Source records
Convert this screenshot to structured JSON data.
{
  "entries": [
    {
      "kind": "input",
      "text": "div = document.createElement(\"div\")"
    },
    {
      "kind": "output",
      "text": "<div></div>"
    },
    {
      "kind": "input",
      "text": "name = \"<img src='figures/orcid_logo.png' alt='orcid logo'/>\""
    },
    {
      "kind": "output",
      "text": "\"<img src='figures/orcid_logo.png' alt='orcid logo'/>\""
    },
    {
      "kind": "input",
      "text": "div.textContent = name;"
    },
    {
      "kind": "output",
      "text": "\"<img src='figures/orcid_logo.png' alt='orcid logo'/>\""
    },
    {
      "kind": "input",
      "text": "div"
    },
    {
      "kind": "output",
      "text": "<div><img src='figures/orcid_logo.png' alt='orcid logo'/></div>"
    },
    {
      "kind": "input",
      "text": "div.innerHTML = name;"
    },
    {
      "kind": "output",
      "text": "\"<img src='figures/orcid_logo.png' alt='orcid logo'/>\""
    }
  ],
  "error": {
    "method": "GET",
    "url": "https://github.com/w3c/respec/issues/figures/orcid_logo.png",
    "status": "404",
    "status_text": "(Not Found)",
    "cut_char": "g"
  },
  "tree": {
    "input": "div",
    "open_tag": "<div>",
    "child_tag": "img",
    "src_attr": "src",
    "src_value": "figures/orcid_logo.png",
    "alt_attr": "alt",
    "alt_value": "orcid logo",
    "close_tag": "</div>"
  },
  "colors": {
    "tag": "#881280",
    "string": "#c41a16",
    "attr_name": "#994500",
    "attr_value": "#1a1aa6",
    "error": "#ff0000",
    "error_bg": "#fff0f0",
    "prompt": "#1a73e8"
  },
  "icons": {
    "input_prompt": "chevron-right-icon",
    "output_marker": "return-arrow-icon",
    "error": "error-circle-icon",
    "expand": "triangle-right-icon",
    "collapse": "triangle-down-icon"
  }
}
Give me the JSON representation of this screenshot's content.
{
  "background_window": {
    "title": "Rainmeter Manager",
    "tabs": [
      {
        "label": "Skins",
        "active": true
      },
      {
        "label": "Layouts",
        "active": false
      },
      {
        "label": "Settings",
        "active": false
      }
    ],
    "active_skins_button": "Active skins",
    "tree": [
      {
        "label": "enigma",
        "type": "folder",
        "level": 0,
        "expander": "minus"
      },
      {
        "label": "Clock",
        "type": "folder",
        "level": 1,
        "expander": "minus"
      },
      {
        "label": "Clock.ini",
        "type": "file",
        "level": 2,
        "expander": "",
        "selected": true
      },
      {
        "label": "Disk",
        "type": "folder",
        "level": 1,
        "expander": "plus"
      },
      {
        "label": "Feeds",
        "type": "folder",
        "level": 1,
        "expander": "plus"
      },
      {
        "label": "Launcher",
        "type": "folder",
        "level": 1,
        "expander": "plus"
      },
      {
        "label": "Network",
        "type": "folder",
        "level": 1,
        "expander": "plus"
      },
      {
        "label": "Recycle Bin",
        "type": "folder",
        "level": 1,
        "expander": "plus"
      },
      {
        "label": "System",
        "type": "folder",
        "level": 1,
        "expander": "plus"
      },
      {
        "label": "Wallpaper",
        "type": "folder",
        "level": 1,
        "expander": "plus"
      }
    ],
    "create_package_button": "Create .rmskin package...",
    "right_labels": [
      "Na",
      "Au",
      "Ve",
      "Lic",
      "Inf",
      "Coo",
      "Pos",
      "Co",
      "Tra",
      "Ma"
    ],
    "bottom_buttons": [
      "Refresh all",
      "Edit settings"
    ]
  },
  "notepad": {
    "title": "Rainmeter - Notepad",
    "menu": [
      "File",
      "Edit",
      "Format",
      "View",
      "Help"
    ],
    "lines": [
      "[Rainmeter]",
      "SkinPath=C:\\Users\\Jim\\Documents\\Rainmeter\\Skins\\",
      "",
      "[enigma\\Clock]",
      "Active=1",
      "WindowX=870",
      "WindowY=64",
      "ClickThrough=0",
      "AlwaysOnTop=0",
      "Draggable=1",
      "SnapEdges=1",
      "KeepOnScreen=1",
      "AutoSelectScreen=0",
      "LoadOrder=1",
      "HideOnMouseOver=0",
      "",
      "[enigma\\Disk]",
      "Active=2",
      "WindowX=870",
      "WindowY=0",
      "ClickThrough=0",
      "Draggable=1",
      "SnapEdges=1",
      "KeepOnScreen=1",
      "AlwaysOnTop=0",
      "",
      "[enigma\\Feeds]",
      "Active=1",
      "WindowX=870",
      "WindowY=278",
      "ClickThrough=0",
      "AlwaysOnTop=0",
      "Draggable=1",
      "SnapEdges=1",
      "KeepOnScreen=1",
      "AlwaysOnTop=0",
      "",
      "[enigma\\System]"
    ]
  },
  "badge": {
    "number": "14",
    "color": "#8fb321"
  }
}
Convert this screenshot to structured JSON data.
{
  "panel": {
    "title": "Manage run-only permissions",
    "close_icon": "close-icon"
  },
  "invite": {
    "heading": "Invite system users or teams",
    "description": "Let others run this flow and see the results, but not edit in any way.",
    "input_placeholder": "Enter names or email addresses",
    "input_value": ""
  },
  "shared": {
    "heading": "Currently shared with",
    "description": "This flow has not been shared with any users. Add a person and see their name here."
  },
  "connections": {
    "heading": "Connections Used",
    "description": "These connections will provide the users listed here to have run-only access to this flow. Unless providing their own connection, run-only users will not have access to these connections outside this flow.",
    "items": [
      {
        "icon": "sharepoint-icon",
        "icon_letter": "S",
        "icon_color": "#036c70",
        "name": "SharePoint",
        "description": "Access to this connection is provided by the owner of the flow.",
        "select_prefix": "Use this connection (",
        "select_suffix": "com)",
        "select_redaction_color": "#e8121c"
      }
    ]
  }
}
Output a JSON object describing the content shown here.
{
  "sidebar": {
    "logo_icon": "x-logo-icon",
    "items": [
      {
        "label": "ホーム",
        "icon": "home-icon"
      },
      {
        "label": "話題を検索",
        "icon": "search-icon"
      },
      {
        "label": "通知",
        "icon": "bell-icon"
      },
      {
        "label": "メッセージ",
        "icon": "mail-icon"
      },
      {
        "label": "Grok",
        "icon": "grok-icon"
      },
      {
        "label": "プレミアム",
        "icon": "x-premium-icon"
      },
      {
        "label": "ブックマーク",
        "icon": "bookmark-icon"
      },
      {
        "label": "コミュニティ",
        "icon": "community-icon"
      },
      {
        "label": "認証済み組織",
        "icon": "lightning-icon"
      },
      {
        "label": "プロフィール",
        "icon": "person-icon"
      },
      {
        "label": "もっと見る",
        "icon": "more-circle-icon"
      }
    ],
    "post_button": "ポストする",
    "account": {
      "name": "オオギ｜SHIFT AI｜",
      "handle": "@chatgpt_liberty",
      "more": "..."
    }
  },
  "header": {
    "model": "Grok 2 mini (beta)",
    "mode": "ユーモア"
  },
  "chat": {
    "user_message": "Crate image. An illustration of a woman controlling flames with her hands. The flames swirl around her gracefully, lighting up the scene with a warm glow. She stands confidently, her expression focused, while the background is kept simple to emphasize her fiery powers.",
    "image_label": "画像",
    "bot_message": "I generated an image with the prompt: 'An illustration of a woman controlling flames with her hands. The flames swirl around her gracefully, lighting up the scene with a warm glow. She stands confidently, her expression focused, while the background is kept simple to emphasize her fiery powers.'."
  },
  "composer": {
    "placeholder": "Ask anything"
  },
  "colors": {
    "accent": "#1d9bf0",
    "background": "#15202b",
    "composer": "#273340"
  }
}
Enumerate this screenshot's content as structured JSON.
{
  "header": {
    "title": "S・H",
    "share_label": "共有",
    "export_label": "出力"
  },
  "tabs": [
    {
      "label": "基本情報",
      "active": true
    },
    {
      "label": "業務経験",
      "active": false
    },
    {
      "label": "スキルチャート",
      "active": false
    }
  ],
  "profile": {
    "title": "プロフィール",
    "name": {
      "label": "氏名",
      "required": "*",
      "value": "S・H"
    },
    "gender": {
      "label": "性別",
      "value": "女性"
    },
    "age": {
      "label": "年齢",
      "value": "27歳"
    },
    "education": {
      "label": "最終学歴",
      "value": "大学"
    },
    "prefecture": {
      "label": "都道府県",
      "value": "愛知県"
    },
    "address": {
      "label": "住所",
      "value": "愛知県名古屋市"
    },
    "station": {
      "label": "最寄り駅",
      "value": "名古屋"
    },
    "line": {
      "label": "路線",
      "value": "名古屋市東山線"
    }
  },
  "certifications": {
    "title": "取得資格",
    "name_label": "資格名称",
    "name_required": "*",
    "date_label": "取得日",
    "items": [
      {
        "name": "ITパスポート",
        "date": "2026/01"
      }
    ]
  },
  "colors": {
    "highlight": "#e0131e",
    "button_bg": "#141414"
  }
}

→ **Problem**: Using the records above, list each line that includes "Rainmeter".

→ **Problem solution**:
    "title": "Rainmeter Manager",
    "title": "Rainmeter - Notepad",
      "[Rainmeter]",
      "SkinPath=C:\\Users\\Jim\\Documents\\Rainmeter\\Skins\\",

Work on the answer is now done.